WORK INSTRUCTIONS
If a record contains a picture, drop the picture and copy everything else exactly.

RECORD SET
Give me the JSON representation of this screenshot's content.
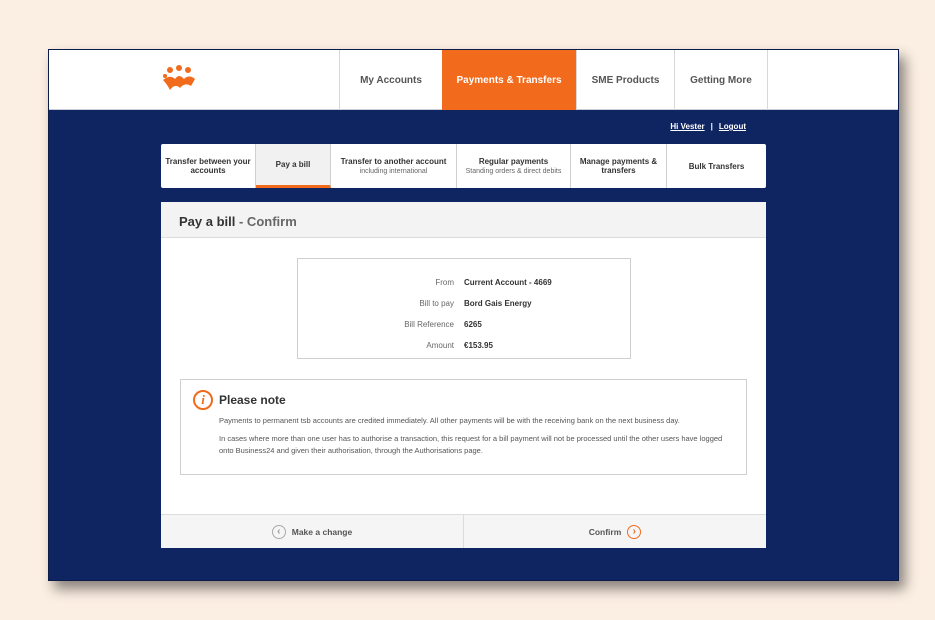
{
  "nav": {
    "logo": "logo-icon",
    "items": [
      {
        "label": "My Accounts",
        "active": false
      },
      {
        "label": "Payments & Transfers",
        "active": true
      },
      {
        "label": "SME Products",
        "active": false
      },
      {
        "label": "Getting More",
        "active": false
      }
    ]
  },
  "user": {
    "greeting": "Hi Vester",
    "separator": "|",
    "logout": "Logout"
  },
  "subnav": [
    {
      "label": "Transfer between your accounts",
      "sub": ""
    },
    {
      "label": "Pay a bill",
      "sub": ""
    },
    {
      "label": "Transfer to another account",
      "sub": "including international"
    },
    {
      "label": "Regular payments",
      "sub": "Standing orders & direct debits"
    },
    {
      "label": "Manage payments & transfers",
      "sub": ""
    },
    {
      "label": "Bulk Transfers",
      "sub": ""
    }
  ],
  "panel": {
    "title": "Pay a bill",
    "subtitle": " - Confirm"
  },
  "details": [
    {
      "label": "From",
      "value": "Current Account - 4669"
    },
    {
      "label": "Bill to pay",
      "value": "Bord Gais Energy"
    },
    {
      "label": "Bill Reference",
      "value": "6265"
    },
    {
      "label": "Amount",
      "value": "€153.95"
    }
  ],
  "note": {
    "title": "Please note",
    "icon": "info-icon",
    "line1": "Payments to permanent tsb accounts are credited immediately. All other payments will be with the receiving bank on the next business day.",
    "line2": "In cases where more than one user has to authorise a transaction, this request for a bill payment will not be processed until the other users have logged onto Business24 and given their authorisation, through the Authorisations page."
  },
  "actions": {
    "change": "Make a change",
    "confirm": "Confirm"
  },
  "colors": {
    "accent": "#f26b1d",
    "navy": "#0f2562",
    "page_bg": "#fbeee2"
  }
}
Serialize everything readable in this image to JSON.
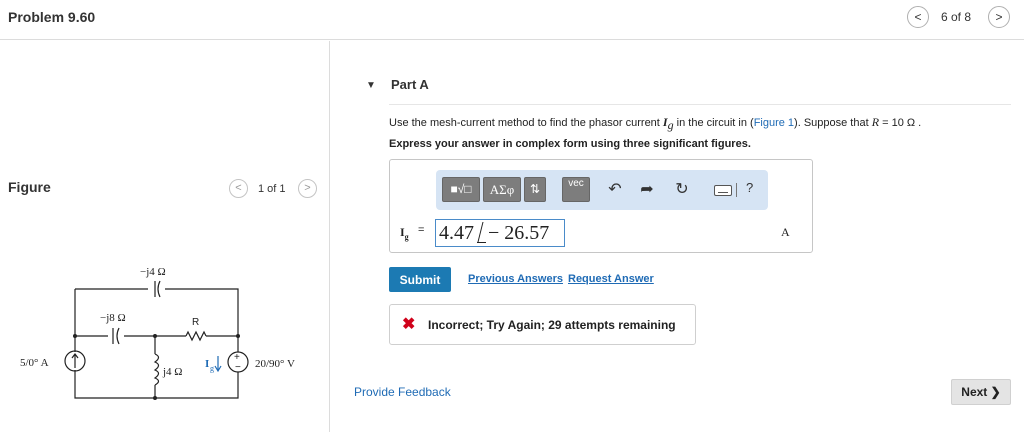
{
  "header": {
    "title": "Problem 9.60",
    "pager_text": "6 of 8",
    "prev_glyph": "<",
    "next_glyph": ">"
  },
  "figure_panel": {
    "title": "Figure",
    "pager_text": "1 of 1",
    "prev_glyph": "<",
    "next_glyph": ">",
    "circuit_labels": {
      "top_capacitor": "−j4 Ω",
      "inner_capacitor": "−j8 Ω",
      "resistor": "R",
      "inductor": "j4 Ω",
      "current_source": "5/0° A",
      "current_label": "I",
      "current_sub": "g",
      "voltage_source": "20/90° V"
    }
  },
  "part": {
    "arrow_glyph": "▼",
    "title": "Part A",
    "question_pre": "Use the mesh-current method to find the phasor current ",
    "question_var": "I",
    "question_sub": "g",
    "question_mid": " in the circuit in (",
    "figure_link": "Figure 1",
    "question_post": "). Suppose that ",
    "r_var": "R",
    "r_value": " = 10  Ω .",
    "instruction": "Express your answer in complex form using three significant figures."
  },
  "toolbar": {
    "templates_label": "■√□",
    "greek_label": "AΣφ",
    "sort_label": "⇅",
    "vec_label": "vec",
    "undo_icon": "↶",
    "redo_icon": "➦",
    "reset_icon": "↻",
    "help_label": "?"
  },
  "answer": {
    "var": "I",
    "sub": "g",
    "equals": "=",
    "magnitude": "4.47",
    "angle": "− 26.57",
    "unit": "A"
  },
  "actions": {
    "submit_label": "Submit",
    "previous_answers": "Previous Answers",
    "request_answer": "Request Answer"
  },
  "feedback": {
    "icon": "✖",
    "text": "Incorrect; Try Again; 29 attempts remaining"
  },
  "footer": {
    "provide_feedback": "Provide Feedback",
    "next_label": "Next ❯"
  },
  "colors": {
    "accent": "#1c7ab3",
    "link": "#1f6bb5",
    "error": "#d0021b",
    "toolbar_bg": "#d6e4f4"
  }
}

YOUR SOLUTION
Give me the JSON representation of this screenshot's content.
{
  "nav": {
    "logo": "logo-icon",
    "items": [
      {
        "label": "My Accounts",
        "active": false
      },
      {
        "label": "Payments & Transfers",
        "active": true
      },
      {
        "label": "SME Products",
        "active": false
      },
      {
        "label": "Getting More",
        "active": false
      }
    ]
  },
  "user": {
    "greeting": "Hi Vester",
    "separator": "|",
    "logout": "Logout"
  },
  "subnav": [
    {
      "label": "Transfer between your accounts",
      "sub": ""
    },
    {
      "label": "Pay a bill",
      "sub": ""
    },
    {
      "label": "Transfer to another account",
      "sub": "including international"
    },
    {
      "label": "Regular payments",
      "sub": "Standing orders & direct debits"
    },
    {
      "label": "Manage payments & transfers",
      "sub": ""
    },
    {
      "label": "Bulk Transfers",
      "sub": ""
    }
  ],
  "panel": {
    "title": "Pay a bill",
    "subtitle": " - Confirm"
  },
  "details": [
    {
      "label": "From",
      "value": "Current Account - 4669"
    },
    {
      "label": "Bill to pay",
      "value": "Bord Gais Energy"
    },
    {
      "label": "Bill Reference",
      "value": "6265"
    },
    {
      "label": "Amount",
      "value": "€153.95"
    }
  ],
  "note": {
    "title": "Please note",
    "icon": "info-icon",
    "line1": "Payments to permanent tsb accounts are credited immediately. All other payments will be with the receiving bank on the next business day.",
    "line2": "In cases where more than one user has to authorise a transaction, this request for a bill payment will not be processed until the other users have logged onto Business24 and given their authorisation, through the Authorisations page."
  },
  "actions": {
    "change": "Make a change",
    "confirm": "Confirm"
  },
  "colors": {
    "accent": "#f26b1d",
    "navy": "#0f2562",
    "page_bg": "#fbeee2"
  }
}
Serialize everything readable in this image to JSON.
{
  "header": {
    "title": "Problem 9.60",
    "pager_text": "6 of 8",
    "prev_glyph": "<",
    "next_glyph": ">"
  },
  "figure_panel": {
    "title": "Figure",
    "pager_text": "1 of 1",
    "prev_glyph": "<",
    "next_glyph": ">",
    "circuit_labels": {
      "top_capacitor": "−j4 Ω",
      "inner_capacitor": "−j8 Ω",
      "resistor": "R",
      "inductor": "j4 Ω",
      "current_source": "5/0° A",
      "current_label": "I",
      "current_sub": "g",
      "voltage_source": "20/90° V"
    }
  },
  "part": {
    "arrow_glyph": "▼",
    "title": "Part A",
    "question_pre": "Use the mesh-current method to find the phasor current ",
    "question_var": "I",
    "question_sub": "g",
    "question_mid": " in the circuit in (",
    "figure_link": "Figure 1",
    "question_post": "). Suppose that ",
    "r_var": "R",
    "r_value": " = 10  Ω .",
    "instruction": "Express your answer in complex form using three significant figures."
  },
  "toolbar": {
    "templates_label": "■√□",
    "greek_label": "AΣφ",
    "sort_label": "⇅",
    "vec_label": "vec",
    "undo_icon": "↶",
    "redo_icon": "➦",
    "reset_icon": "↻",
    "help_label": "?"
  },
  "answer": {
    "var": "I",
    "sub": "g",
    "equals": "=",
    "magnitude": "4.47",
    "angle": "− 26.57",
    "unit": "A"
  },
  "actions": {
    "submit_label": "Submit",
    "previous_answers": "Previous Answers",
    "request_answer": "Request Answer"
  },
  "feedback": {
    "icon": "✖",
    "text": "Incorrect; Try Again; 29 attempts remaining"
  },
  "footer": {
    "provide_feedback": "Provide Feedback",
    "next_label": "Next ❯"
  },
  "colors": {
    "accent": "#1c7ab3",
    "link": "#1f6bb5",
    "error": "#d0021b",
    "toolbar_bg": "#d6e4f4"
  }
}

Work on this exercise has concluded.